**WHAT YOU SHOULD DO**
Repeat the data exactly as it stands.

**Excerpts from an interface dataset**
+---+

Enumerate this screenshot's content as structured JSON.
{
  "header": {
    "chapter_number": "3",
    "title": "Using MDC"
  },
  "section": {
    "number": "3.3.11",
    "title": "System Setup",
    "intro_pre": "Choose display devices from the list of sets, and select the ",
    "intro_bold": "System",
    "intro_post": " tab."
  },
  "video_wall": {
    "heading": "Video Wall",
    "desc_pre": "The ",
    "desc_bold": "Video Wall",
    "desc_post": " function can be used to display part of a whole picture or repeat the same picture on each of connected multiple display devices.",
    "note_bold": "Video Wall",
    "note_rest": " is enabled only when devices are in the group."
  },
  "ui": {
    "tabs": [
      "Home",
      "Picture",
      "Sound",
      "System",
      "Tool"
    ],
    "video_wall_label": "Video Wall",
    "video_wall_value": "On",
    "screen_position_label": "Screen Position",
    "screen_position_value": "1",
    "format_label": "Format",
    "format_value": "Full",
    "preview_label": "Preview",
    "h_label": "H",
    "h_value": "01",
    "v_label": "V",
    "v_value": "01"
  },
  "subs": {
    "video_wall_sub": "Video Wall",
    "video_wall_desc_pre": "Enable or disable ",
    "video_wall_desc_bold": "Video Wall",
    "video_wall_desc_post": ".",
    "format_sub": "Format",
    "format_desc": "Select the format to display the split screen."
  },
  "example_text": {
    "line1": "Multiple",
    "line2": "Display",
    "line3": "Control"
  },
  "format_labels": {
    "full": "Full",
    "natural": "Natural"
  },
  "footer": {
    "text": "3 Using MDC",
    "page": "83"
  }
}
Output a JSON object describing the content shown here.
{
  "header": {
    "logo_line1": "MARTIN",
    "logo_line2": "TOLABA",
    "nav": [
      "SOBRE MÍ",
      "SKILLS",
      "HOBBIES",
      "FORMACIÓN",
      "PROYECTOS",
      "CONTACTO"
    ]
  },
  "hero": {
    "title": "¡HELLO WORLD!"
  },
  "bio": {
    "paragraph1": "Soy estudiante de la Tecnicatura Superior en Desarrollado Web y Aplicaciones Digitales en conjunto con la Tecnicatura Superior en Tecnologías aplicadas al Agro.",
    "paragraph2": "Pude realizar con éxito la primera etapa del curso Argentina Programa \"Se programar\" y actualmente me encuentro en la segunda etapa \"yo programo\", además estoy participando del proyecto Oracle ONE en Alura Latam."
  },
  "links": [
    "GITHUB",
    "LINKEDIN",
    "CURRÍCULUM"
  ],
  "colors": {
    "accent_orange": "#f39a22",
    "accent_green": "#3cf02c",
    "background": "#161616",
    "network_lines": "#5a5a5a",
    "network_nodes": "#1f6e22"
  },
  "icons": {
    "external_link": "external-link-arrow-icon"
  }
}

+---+

**YOUR RESPONSE**
Enumerate this screenshot's content as structured JSON.
{
  "header": {
    "chapter_number": "3",
    "title": "Using MDC"
  },
  "section": {
    "number": "3.3.11",
    "title": "System Setup",
    "intro_pre": "Choose display devices from the list of sets, and select the ",
    "intro_bold": "System",
    "intro_post": " tab."
  },
  "video_wall": {
    "heading": "Video Wall",
    "desc_pre": "The ",
    "desc_bold": "Video Wall",
    "desc_post": " function can be used to display part of a whole picture or repeat the same picture on each of connected multiple display devices.",
    "note_bold": "Video Wall",
    "note_rest": " is enabled only when devices are in the group."
  },
  "ui": {
    "tabs": [
      "Home",
      "Picture",
      "Sound",
      "System",
      "Tool"
    ],
    "video_wall_label": "Video Wall",
    "video_wall_value": "On",
    "screen_position_label": "Screen Position",
    "screen_position_value": "1",
    "format_label": "Format",
    "format_value": "Full",
    "preview_label": "Preview",
    "h_label": "H",
    "h_value": "01",
    "v_label": "V",
    "v_value": "01"
  },
  "subs": {
    "video_wall_sub": "Video Wall",
    "video_wall_desc_pre": "Enable or disable ",
    "video_wall_desc_bold": "Video Wall",
    "video_wall_desc_post": ".",
    "format_sub": "Format",
    "format_desc": "Select the format to display the split screen."
  },
  "example_text": {
    "line1": "Multiple",
    "line2": "Display",
    "line3": "Control"
  },
  "format_labels": {
    "full": "Full",
    "natural": "Natural"
  },
  "footer": {
    "text": "3 Using MDC",
    "page": "83"
  }
}
Output a JSON object describing the content shown here.
{
  "header": {
    "logo_line1": "MARTIN",
    "logo_line2": "TOLABA",
    "nav": [
      "SOBRE MÍ",
      "SKILLS",
      "HOBBIES",
      "FORMACIÓN",
      "PROYECTOS",
      "CONTACTO"
    ]
  },
  "hero": {
    "title": "¡HELLO WORLD!"
  },
  "bio": {
    "paragraph1": "Soy estudiante de la Tecnicatura Superior en Desarrollado Web y Aplicaciones Digitales en conjunto con la Tecnicatura Superior en Tecnologías aplicadas al Agro.",
    "paragraph2": "Pude realizar con éxito la primera etapa del curso Argentina Programa \"Se programar\" y actualmente me encuentro en la segunda etapa \"yo programo\", además estoy participando del proyecto Oracle ONE en Alura Latam."
  },
  "links": [
    "GITHUB",
    "LINKEDIN",
    "CURRÍCULUM"
  ],
  "colors": {
    "accent_orange": "#f39a22",
    "accent_green": "#3cf02c",
    "background": "#161616",
    "network_lines": "#5a5a5a",
    "network_nodes": "#1f6e22"
  },
  "icons": {
    "external_link": "external-link-arrow-icon"
  }
}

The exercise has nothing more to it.